#### Exercise prompt:
Go through the entries below and tally each line holding the string "legend". Return the number only.

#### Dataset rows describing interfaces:
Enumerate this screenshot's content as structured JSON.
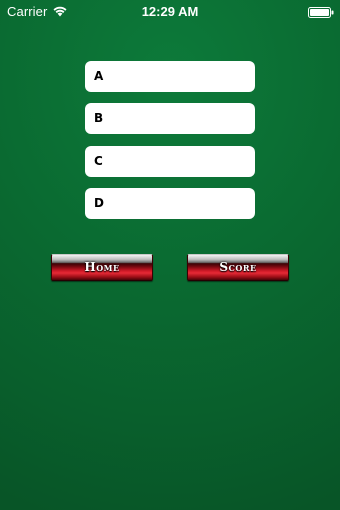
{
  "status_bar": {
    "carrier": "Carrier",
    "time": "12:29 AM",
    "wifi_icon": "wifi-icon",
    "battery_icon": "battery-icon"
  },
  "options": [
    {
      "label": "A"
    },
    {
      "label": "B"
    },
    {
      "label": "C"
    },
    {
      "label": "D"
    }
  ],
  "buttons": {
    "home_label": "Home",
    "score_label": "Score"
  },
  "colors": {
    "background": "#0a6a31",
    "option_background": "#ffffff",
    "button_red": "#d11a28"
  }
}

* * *

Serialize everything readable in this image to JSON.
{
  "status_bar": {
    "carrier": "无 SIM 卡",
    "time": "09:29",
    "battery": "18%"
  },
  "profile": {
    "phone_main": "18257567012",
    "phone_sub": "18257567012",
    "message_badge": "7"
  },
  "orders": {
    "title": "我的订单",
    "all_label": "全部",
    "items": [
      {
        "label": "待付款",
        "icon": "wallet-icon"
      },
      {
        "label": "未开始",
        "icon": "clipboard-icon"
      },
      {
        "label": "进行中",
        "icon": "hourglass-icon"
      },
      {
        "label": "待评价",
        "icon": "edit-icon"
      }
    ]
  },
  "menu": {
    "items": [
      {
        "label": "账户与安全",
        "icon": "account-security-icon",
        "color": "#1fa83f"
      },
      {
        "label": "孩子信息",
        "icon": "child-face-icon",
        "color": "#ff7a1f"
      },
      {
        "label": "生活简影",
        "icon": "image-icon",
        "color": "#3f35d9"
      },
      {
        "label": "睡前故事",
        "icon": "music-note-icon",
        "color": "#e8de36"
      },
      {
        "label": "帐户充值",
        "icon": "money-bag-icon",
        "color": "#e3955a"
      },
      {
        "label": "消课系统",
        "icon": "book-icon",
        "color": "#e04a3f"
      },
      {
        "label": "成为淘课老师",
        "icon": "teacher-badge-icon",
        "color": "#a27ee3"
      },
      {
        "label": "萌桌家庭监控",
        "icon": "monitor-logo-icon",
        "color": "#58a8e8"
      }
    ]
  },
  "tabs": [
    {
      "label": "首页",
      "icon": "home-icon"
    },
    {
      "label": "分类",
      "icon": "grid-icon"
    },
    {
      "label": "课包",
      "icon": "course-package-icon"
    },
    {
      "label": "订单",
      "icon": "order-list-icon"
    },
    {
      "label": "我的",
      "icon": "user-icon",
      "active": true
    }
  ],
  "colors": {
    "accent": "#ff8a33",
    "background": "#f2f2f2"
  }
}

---

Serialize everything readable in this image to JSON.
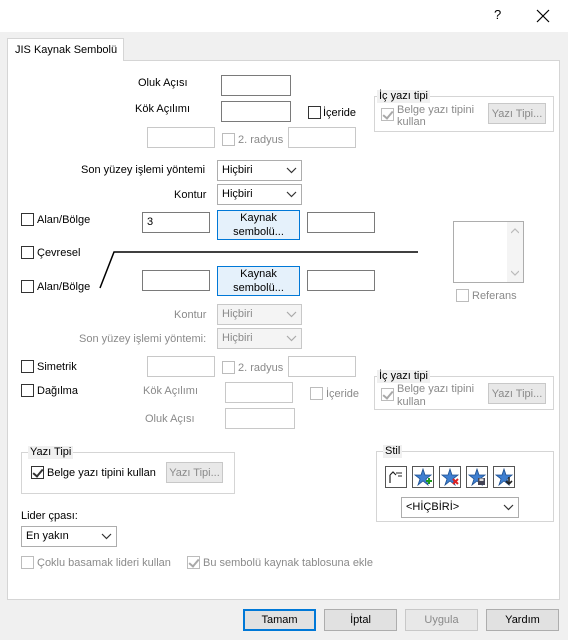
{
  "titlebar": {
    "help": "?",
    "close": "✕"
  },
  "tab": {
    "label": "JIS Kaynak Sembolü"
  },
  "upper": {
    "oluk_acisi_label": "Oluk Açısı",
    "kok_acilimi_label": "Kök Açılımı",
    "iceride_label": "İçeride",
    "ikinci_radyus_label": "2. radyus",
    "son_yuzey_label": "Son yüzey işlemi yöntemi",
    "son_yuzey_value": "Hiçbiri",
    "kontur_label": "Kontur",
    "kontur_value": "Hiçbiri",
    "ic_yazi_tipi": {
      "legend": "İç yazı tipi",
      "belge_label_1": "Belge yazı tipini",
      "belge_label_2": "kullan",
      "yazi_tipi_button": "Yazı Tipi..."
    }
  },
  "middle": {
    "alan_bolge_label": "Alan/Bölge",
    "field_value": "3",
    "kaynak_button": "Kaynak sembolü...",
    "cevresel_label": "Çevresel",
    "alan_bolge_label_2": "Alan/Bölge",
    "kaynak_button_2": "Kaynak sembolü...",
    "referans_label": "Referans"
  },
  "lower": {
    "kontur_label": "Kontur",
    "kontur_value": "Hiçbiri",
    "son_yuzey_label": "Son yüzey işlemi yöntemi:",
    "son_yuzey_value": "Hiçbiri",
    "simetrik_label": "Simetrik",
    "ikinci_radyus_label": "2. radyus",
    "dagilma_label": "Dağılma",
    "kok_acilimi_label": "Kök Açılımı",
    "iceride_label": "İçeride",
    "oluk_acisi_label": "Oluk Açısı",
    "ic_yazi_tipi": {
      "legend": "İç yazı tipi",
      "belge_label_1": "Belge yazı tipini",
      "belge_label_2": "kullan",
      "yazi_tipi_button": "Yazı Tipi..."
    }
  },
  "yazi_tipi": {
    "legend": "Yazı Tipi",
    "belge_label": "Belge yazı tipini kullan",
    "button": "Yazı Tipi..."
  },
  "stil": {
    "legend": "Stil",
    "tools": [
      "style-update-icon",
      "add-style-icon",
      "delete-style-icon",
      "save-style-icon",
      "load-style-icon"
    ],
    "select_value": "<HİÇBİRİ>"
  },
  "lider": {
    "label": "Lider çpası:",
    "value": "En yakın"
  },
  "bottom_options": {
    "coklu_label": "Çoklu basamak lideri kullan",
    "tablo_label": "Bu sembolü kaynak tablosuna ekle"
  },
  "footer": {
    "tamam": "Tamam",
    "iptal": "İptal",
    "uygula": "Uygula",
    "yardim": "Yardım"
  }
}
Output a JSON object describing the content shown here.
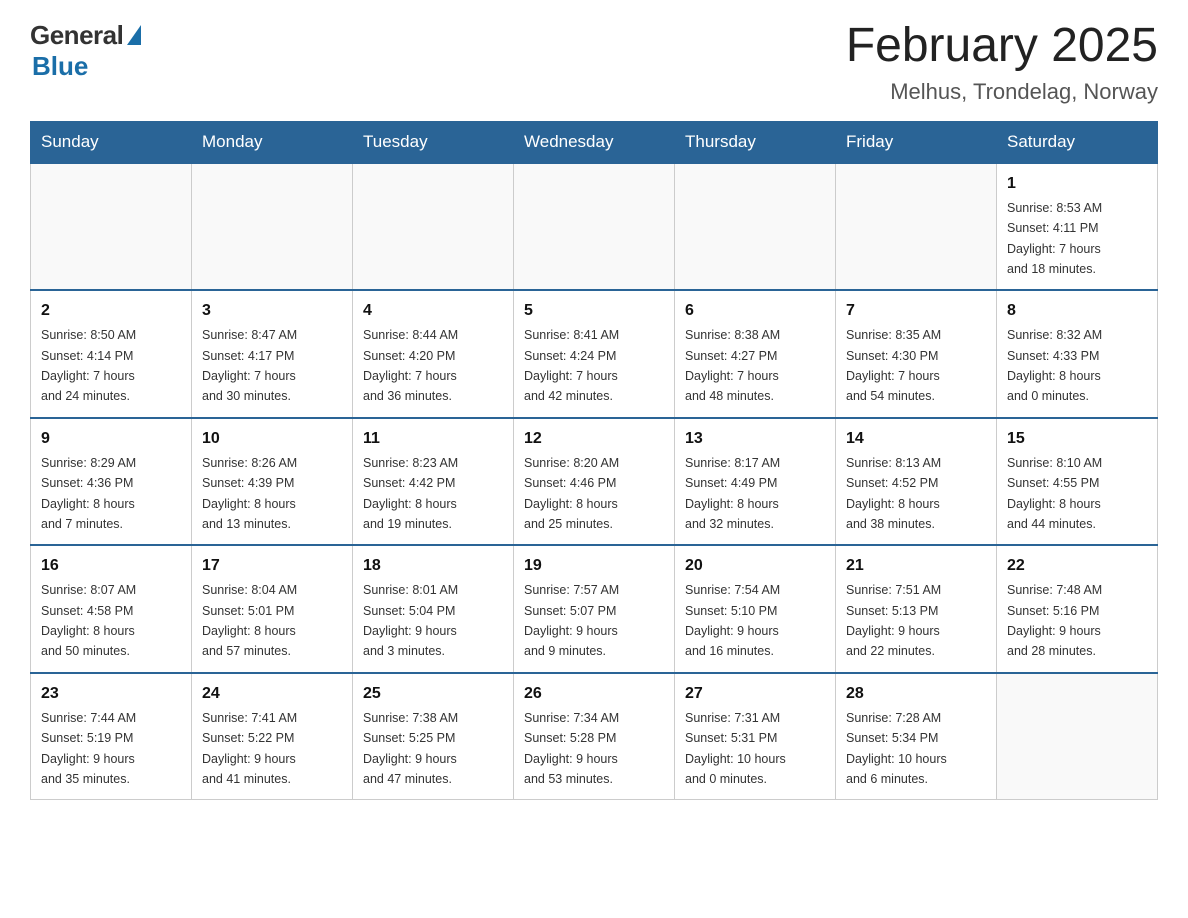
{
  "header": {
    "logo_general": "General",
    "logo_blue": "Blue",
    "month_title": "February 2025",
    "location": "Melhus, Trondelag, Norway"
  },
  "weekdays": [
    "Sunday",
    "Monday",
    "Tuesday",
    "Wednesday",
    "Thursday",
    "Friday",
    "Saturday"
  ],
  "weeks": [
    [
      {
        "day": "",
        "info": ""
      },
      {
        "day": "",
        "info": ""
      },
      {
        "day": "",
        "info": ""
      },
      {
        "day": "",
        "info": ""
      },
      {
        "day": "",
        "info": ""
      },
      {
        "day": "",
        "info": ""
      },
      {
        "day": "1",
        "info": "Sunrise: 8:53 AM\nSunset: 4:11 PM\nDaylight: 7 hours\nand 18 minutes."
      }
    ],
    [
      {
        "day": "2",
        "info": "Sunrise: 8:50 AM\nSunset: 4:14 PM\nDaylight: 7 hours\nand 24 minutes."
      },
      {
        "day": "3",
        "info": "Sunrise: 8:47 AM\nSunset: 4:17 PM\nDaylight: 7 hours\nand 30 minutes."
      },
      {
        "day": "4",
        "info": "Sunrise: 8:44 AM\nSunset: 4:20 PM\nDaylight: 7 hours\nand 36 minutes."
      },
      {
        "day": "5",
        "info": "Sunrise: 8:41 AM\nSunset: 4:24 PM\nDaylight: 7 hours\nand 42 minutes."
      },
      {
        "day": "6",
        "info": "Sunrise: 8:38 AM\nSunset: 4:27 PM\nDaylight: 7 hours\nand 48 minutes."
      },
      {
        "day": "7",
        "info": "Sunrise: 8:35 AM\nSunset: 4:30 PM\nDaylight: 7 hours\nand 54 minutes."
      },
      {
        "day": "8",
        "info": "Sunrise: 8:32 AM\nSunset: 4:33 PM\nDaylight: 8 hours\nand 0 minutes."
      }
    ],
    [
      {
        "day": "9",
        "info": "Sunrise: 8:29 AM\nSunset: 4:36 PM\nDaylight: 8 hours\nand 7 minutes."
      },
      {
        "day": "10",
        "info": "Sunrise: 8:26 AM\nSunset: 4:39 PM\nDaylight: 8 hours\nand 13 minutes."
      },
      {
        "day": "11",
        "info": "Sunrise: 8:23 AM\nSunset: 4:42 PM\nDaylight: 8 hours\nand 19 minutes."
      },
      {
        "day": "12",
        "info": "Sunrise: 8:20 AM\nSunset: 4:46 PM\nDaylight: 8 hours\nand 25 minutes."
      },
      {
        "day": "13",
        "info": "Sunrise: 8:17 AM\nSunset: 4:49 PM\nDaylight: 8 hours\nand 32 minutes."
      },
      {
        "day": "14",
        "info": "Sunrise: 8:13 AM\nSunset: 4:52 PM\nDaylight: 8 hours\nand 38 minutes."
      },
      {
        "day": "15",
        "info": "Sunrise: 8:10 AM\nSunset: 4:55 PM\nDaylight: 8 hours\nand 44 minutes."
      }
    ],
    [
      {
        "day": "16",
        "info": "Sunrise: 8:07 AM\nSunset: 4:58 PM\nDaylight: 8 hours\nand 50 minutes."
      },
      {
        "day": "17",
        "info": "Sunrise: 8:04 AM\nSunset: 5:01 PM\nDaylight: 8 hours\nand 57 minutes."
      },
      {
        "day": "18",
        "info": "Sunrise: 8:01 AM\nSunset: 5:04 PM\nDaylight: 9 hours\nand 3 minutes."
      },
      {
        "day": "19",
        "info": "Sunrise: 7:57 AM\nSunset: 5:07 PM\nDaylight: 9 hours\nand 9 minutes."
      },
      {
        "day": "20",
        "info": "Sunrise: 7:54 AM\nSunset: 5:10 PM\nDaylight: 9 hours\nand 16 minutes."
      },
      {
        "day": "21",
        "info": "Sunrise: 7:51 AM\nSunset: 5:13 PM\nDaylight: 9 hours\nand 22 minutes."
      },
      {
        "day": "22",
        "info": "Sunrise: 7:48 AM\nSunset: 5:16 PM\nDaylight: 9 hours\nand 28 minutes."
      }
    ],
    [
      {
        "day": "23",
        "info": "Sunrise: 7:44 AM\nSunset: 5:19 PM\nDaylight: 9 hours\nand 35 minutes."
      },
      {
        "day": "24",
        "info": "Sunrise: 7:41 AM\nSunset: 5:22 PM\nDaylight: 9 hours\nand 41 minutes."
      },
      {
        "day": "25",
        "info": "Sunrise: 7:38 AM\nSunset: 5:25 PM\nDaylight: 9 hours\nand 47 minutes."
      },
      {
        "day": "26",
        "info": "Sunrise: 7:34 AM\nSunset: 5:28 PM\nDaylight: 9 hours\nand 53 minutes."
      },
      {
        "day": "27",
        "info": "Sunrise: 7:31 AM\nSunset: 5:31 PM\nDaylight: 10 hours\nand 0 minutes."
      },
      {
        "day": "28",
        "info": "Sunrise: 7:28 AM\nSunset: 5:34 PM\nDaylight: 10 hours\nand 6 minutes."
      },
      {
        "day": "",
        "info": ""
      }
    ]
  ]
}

#### Answer space:
4